[Excerpts from a dataset]

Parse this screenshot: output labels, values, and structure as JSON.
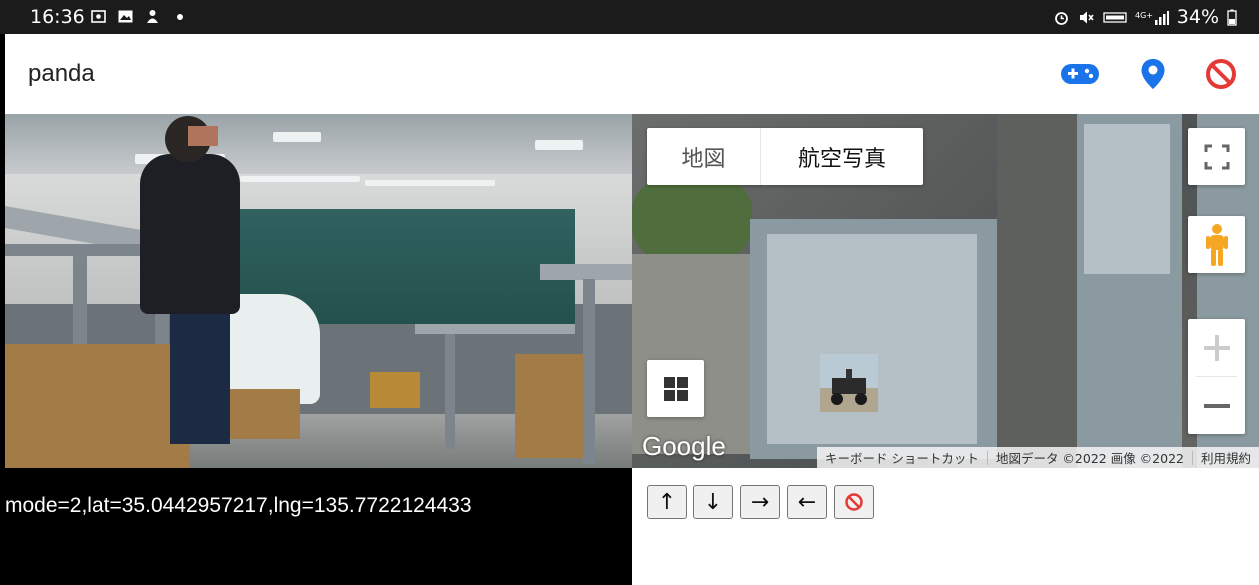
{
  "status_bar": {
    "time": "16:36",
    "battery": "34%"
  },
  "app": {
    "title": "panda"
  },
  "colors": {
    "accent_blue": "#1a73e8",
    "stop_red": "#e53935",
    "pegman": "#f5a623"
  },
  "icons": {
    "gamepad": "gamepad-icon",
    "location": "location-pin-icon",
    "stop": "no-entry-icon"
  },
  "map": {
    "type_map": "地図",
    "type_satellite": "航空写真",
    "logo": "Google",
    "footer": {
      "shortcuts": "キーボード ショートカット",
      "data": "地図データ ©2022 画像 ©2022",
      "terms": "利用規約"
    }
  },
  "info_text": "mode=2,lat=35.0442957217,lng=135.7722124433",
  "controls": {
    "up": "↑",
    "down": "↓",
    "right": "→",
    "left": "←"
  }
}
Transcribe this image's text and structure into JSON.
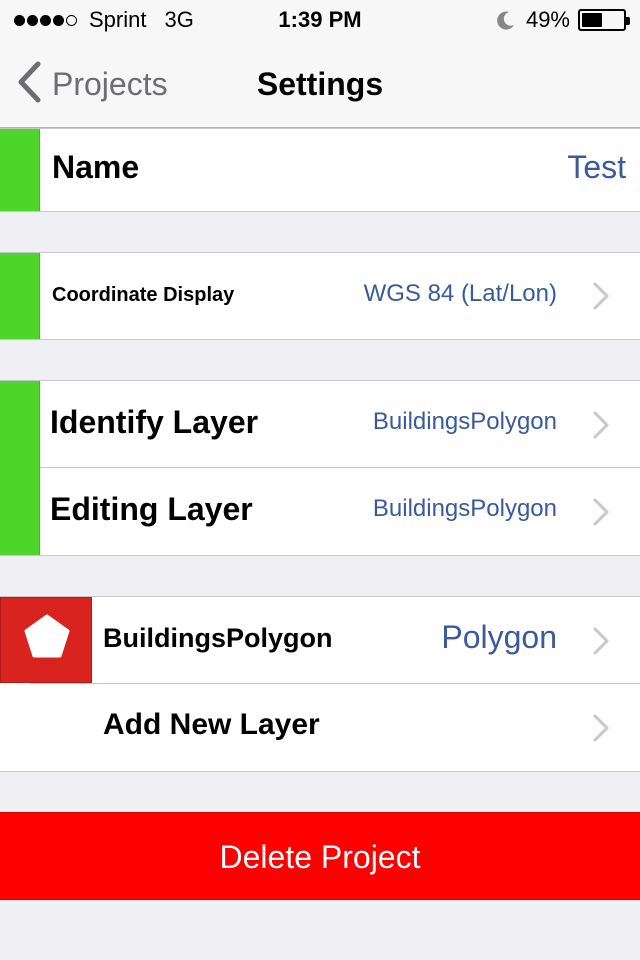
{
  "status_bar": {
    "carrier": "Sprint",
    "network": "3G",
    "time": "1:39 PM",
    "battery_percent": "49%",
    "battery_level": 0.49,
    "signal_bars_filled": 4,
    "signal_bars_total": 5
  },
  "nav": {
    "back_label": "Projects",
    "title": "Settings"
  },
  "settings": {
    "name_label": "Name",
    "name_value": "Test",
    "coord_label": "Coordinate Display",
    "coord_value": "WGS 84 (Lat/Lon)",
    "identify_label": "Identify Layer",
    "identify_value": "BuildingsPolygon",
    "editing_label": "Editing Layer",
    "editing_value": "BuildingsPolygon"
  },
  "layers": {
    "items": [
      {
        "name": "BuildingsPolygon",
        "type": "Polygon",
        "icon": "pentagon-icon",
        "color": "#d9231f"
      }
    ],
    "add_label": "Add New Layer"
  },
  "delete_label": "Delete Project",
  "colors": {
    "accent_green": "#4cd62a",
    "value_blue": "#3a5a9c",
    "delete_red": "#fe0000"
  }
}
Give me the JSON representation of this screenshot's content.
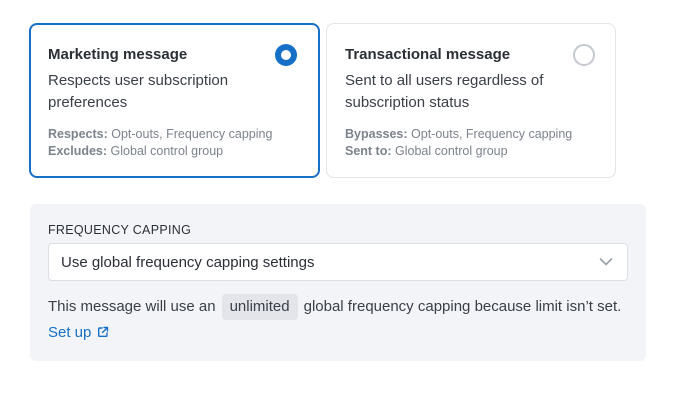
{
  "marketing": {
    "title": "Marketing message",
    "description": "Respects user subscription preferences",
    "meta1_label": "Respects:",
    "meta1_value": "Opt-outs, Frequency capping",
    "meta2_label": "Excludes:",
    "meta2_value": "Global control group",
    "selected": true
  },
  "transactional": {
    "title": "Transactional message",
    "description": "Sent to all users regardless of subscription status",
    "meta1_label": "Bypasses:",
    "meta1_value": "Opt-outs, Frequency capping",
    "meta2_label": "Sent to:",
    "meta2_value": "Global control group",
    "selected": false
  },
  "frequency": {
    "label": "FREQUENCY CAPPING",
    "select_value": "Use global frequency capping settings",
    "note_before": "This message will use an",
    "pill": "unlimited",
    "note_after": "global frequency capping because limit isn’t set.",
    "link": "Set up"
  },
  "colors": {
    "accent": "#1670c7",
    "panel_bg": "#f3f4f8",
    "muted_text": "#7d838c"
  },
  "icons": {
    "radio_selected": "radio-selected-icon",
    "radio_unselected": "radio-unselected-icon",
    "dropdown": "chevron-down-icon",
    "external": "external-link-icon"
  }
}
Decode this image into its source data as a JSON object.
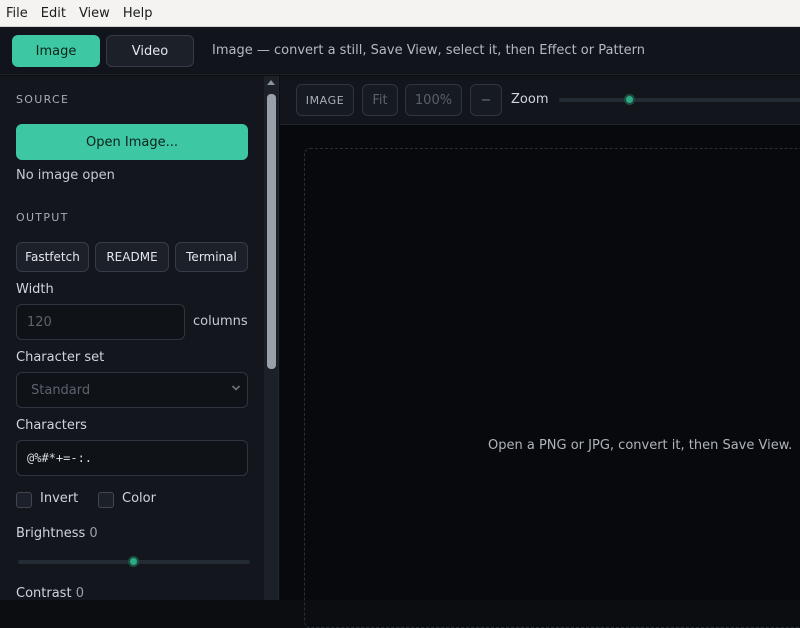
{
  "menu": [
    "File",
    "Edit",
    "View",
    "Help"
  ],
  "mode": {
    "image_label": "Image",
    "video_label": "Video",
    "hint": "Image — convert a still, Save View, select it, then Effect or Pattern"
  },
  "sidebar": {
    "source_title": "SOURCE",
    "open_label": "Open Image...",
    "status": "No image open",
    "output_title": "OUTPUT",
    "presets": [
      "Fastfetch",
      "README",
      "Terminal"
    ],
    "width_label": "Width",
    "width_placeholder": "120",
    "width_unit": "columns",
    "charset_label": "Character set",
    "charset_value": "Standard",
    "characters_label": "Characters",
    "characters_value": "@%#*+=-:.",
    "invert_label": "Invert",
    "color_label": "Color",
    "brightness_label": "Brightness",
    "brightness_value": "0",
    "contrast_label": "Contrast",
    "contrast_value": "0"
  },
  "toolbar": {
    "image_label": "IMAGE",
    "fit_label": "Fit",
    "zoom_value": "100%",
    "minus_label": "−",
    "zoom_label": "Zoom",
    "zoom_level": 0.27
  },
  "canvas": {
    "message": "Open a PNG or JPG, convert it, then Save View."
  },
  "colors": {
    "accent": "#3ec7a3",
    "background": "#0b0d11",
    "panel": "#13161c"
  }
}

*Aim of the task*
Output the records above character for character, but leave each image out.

*Solution for this exercise*
Parse this screenshot: output labels, values, and structure as JSON.
{
  "status_bar": {
    "time": "16:36",
    "battery": "34%"
  },
  "app": {
    "title": "panda"
  },
  "colors": {
    "accent_blue": "#1a73e8",
    "stop_red": "#e53935",
    "pegman": "#f5a623"
  },
  "icons": {
    "gamepad": "gamepad-icon",
    "location": "location-pin-icon",
    "stop": "no-entry-icon"
  },
  "map": {
    "type_map": "地図",
    "type_satellite": "航空写真",
    "logo": "Google",
    "footer": {
      "shortcuts": "キーボード ショートカット",
      "data": "地図データ ©2022 画像 ©2022",
      "terms": "利用規約"
    }
  },
  "info_text": "mode=2,lat=35.0442957217,lng=135.7722124433",
  "controls": {
    "up": "↑",
    "down": "↓",
    "right": "→",
    "left": "←"
  }
}
Transcribe this image's text and structure into JSON.
{
  "status_bar": {
    "carrier": "Sprint",
    "network": "3G",
    "time": "1:39 PM",
    "battery_percent": "49%",
    "battery_level": 0.49,
    "signal_bars_filled": 4,
    "signal_bars_total": 5
  },
  "nav": {
    "back_label": "Projects",
    "title": "Settings"
  },
  "settings": {
    "name_label": "Name",
    "name_value": "Test",
    "coord_label": "Coordinate Display",
    "coord_value": "WGS 84 (Lat/Lon)",
    "identify_label": "Identify Layer",
    "identify_value": "BuildingsPolygon",
    "editing_label": "Editing Layer",
    "editing_value": "BuildingsPolygon"
  },
  "layers": {
    "items": [
      {
        "name": "BuildingsPolygon",
        "type": "Polygon",
        "icon": "pentagon-icon",
        "color": "#d9231f"
      }
    ],
    "add_label": "Add New Layer"
  },
  "delete_label": "Delete Project",
  "colors": {
    "accent_green": "#4cd62a",
    "value_blue": "#3a5a9c",
    "delete_red": "#fe0000"
  }
}
Give me the JSON representation of this screenshot's content.
{
  "marketing": {
    "title": "Marketing message",
    "description": "Respects user subscription preferences",
    "meta1_label": "Respects:",
    "meta1_value": "Opt-outs, Frequency capping",
    "meta2_label": "Excludes:",
    "meta2_value": "Global control group",
    "selected": true
  },
  "transactional": {
    "title": "Transactional message",
    "description": "Sent to all users regardless of subscription status",
    "meta1_label": "Bypasses:",
    "meta1_value": "Opt-outs, Frequency capping",
    "meta2_label": "Sent to:",
    "meta2_value": "Global control group",
    "selected": false
  },
  "frequency": {
    "label": "FREQUENCY CAPPING",
    "select_value": "Use global frequency capping settings",
    "note_before": "This message will use an",
    "pill": "unlimited",
    "note_after": "global frequency capping because limit isn’t set.",
    "link": "Set up"
  },
  "colors": {
    "accent": "#1670c7",
    "panel_bg": "#f3f4f8",
    "muted_text": "#7d838c"
  },
  "icons": {
    "radio_selected": "radio-selected-icon",
    "radio_unselected": "radio-unselected-icon",
    "dropdown": "chevron-down-icon",
    "external": "external-link-icon"
  }
}
Decode this image into its source data as a JSON object.
{
  "menu": [
    "File",
    "Edit",
    "View",
    "Help"
  ],
  "mode": {
    "image_label": "Image",
    "video_label": "Video",
    "hint": "Image — convert a still, Save View, select it, then Effect or Pattern"
  },
  "sidebar": {
    "source_title": "SOURCE",
    "open_label": "Open Image...",
    "status": "No image open",
    "output_title": "OUTPUT",
    "presets": [
      "Fastfetch",
      "README",
      "Terminal"
    ],
    "width_label": "Width",
    "width_placeholder": "120",
    "width_unit": "columns",
    "charset_label": "Character set",
    "charset_value": "Standard",
    "characters_label": "Characters",
    "characters_value": "@%#*+=-:.",
    "invert_label": "Invert",
    "color_label": "Color",
    "brightness_label": "Brightness",
    "brightness_value": "0",
    "contrast_label": "Contrast",
    "contrast_value": "0"
  },
  "toolbar": {
    "image_label": "IMAGE",
    "fit_label": "Fit",
    "zoom_value": "100%",
    "minus_label": "−",
    "zoom_label": "Zoom",
    "zoom_level": 0.27
  },
  "canvas": {
    "message": "Open a PNG or JPG, convert it, then Save View."
  },
  "colors": {
    "accent": "#3ec7a3",
    "background": "#0b0d11",
    "panel": "#13161c"
  }
}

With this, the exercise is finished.